The beauty of crypto lies in its openness, global reach, and fundamental utility.
These factors differentiate it from other asset classes.
Getting started in crypto doesn’t require one to get accreditation or to register/seek approval from the regulator.
This industry is one big court, with open arms.
Volatility could be the draw. While more investors show off their wealth, their trading history all in green with flashy sports cars to go along, behind those trading windows are thousands more who are struggling to stay afloat.
The latter group is sinking deeper in red with every green candlestick. These are folks whose lives may change forever once the house calls, liquidating their assets and sending them into financial hopelessness.
It gets worse; the volatility of cryptocurrencies and the absence of fitting, investor-protecting regulations in many zones amplify the risk of loss for traders.
Already, grim statistics place the “house”—that is, the exchange—ahead of every trader. The skew means that only five percent of traders are consistently profitable. A big chunk, 95 percent, are losing their shirts every day. This data applies to Forex trading, which is regulated.
Extending the same to crypto, where most exchanges are not regulated, and the volatility of crypto translates to an even higher percentage of losses.
Furthermore, the U.S. SEC stated that they did not approve Bitcoin ETF because the crypto scene is manipulated due to inadequate monitoring tools. These could be red flags for any trader who wants a level playfield to make money and likelihood from Bitcoin and crypto.
Still, the excitement, hopium, FOMO, and FUD make crypto unique, attractive, stimulating, and “no short of action,” addiction, so much that psychologists say crypto is a rich ground for studying human behavior.
Psychologists have amorphous, somewhat disjointed data (but enough to give a rough idea) to link the crater-jack rise of crypto—the “phenomenon”—to mental health, and the results are back.
They aren’t good.
The verdict is that the undulating euphoric rise and fall of cryptocurrencies continue to spellbind more traders, forcing them to stare at price charts all day, hooked to the dopamine of crypto volatility.
And this is bad for mental health.
Extreme euphoria rallies and devastating dumps punctuate cryptocurrencies, making the sphere exciting and even more stimulating to trade, a drawer for millions more.

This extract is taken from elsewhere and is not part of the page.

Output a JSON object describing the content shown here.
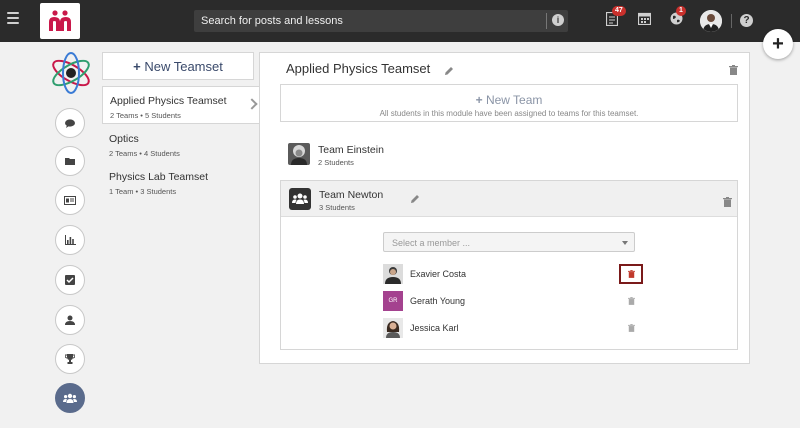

However, from an objective analysis, this gyration is the cause of damaging addiction but is damaging since they are all the hallmarks of addiction.
The urge to trade and place compulsive bets on cryptocurrencies is progressively becoming a problem globally.
It is even a problem for psychologists because the sub-sector is relatively new, and even less research has been done in psychology for proper classification of what entails cryptocurrency addiction.
Cryptocurrency addiction, for now, is classified as a sub-type of day-trading addiction that bears similarities with gambling disorder.
For clarity, there is nothing inherently wrong with trading cryptocurrencies. Just like there is nothing wrong with participating in FX, stock trading, and more.
The problem lies in the nature of trading itself. There is instant gratification whenever a take-profit target is hit. Coupled with the huge swings, their risk for addiction is amplified.
How then do you know, despite a string of losses and superficial “immunity” against volatility, will you know of your crypto trading addiction? There ought to be signals when you find yourself increasing risks without an apparent strategy, especially when “chasing a loss.” Second, you have a compulsion to check crypto prices constantly. Because of this, a trader tends to lose interest in social or leisure activities. Fifth, your trading becomes compulsive, and you always learn to engage in a trading activity even when there are no signals. Sixth, mostly because of the string of losses, a trader hides trading activity from loved ones. However, one clear addiction symbol that could potentially wreak havoc is a trader always placing trades despite continuous losses destabilizing his/her finances, relationships, and mental wellbeing.
If you meet even one of the above criteria and symbols, a trader should immediately make a reassessment and take a close look at their trading behaviors.
To help dig yourself out of the crypto and Bitcoin trading addiction hole, a trader should invest more in learning to be aware that the first and hard-fast rule of any investment is not to get involved in a field you barely understand.
Then develop a schedule, develop a strategy, and always never invest money that you can’t afford to lose. When trading, take rests and even engage in other activities like meditation or reading.
Should it be a compulsion, help from loved ones can be sought to stop crypto trading altogether. Medication and medication might help and is also where practical steps such as blocking bank accounts, crypto trading exchanges, and crypto-related materials may come in handy as part of therapy.